“England” is capitalized because it is a proper noun; you can see that there is no property that makes something “an England,” there is also an England, Arkansas, USA and an England, Germany.
Now, this doesn’t hold for every language (there is no Hinduland that Hindi is named after), but it’s easy to see that the rules for capitalizing languages deriving from the names of a country (England) or a people (the Angles/English) would be applied to languages newly added to the English lexicon.
This one’s easier: there is absolutely nothing that states that “a month” began three days ago (June 1, 2016).
That day was also:
- 24 Iyar, 5776 in the Jewish calendar
- 26 siyue, 4713 in the Chinese lunar calendar
- 22.214.171.124.18 in the Mayan long count calendar,
- and many others.
There is no property about those sets of days that make them “a June” — you can’t even point to temperature or the summer solstice, for it’s cold and the winter solstice in the Southern Hemisphere — so we can conclude the names of months are proper nouns, and capitalized. (They fulfill the first requirement, there are a class of “Junes:” the 2,769 of them [or so] that have occurred since the founding of Rome in 753 BCE and the commencement of the Roman calendar.)
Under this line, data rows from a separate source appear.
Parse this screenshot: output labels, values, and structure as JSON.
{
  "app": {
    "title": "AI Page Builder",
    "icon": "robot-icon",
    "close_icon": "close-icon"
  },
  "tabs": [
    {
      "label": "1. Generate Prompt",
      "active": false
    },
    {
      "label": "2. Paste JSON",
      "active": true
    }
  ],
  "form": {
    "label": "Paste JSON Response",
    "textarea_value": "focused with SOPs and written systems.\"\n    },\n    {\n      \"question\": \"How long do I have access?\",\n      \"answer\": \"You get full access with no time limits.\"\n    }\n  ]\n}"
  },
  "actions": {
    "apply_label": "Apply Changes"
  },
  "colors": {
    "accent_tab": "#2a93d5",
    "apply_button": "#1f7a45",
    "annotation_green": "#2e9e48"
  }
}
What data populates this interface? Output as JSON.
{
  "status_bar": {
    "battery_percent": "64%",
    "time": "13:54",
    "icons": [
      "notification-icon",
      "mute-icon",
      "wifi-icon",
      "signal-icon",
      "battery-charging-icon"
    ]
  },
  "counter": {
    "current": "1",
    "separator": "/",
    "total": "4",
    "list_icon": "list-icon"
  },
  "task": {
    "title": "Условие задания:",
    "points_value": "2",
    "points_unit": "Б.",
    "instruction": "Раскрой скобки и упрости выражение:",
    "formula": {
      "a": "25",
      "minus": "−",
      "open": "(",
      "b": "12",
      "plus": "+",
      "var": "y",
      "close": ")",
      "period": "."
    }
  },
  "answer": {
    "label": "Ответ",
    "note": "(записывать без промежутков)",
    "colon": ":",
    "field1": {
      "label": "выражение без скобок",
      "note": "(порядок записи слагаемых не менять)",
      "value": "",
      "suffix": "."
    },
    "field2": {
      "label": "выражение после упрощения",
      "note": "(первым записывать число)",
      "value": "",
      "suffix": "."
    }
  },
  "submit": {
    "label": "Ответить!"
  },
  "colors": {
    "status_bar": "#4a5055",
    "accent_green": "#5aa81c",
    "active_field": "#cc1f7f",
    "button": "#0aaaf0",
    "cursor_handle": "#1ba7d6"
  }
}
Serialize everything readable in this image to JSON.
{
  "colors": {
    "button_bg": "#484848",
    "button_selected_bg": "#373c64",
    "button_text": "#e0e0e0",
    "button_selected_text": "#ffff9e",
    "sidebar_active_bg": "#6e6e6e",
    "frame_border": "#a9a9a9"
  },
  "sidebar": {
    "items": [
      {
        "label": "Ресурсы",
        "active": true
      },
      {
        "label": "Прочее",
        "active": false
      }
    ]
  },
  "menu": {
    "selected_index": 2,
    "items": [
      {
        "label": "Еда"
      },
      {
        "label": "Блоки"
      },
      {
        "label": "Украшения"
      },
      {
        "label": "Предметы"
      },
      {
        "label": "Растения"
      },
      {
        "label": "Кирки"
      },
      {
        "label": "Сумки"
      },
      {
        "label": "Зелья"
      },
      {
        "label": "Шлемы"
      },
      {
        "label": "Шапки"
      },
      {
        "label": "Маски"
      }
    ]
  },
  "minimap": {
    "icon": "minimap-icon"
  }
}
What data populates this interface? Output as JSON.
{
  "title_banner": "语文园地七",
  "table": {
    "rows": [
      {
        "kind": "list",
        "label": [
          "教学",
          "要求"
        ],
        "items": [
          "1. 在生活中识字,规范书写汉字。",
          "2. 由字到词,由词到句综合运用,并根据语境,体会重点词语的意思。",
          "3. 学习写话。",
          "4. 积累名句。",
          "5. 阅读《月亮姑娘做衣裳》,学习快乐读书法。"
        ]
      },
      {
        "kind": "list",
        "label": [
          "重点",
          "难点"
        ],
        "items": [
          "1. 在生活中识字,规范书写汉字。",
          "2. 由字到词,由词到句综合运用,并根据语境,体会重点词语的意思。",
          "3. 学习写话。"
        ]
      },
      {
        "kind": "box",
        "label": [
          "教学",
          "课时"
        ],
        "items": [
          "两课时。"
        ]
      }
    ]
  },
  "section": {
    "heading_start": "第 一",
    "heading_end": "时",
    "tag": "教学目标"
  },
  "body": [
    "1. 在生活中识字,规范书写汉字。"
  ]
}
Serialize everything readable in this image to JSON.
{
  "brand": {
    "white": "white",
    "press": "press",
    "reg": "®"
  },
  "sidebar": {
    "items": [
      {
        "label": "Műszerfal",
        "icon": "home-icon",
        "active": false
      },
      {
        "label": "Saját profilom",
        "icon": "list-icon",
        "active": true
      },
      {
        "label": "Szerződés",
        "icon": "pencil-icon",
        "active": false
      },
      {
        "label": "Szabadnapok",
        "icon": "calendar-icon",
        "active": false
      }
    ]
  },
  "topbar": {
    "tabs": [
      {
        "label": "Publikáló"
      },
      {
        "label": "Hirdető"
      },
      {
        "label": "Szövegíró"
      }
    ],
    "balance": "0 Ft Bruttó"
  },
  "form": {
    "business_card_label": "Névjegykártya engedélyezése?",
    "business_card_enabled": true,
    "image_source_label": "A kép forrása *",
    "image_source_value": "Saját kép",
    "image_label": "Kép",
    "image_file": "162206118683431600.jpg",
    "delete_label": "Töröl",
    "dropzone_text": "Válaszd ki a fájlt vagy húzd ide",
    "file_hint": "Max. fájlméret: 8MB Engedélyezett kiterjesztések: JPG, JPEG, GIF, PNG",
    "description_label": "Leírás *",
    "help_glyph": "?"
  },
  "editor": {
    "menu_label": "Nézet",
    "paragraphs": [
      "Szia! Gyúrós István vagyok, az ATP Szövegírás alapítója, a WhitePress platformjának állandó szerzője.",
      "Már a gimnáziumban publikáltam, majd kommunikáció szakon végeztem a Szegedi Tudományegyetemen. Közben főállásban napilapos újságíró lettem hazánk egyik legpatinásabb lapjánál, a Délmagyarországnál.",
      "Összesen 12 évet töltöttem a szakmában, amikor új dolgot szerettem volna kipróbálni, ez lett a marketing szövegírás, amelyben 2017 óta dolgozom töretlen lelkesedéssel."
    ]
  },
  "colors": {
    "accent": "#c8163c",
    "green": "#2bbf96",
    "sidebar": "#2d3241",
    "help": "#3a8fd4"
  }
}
Following the train of thought for months, it’s easy to see that weekdays possess no quality that makes a Wednesday a Wednesday, unless you want to propose recursive qualities such as
follows Tuesday, which is also an abstraction.
Another way to look at it, if you woke up on a random island somewhere, you would have no idea what day of the week it was, without someone telling you what the convention is, because that day would possess no qualities that tell you what “weekday” it is.
Again, we can point to a class of
Wednesdays that are Wednesdays (by convention, or “ad hoc”), all of them that have occurred since we started calling them “Wednesday,” and not Wednesdei or wōdnesdæg.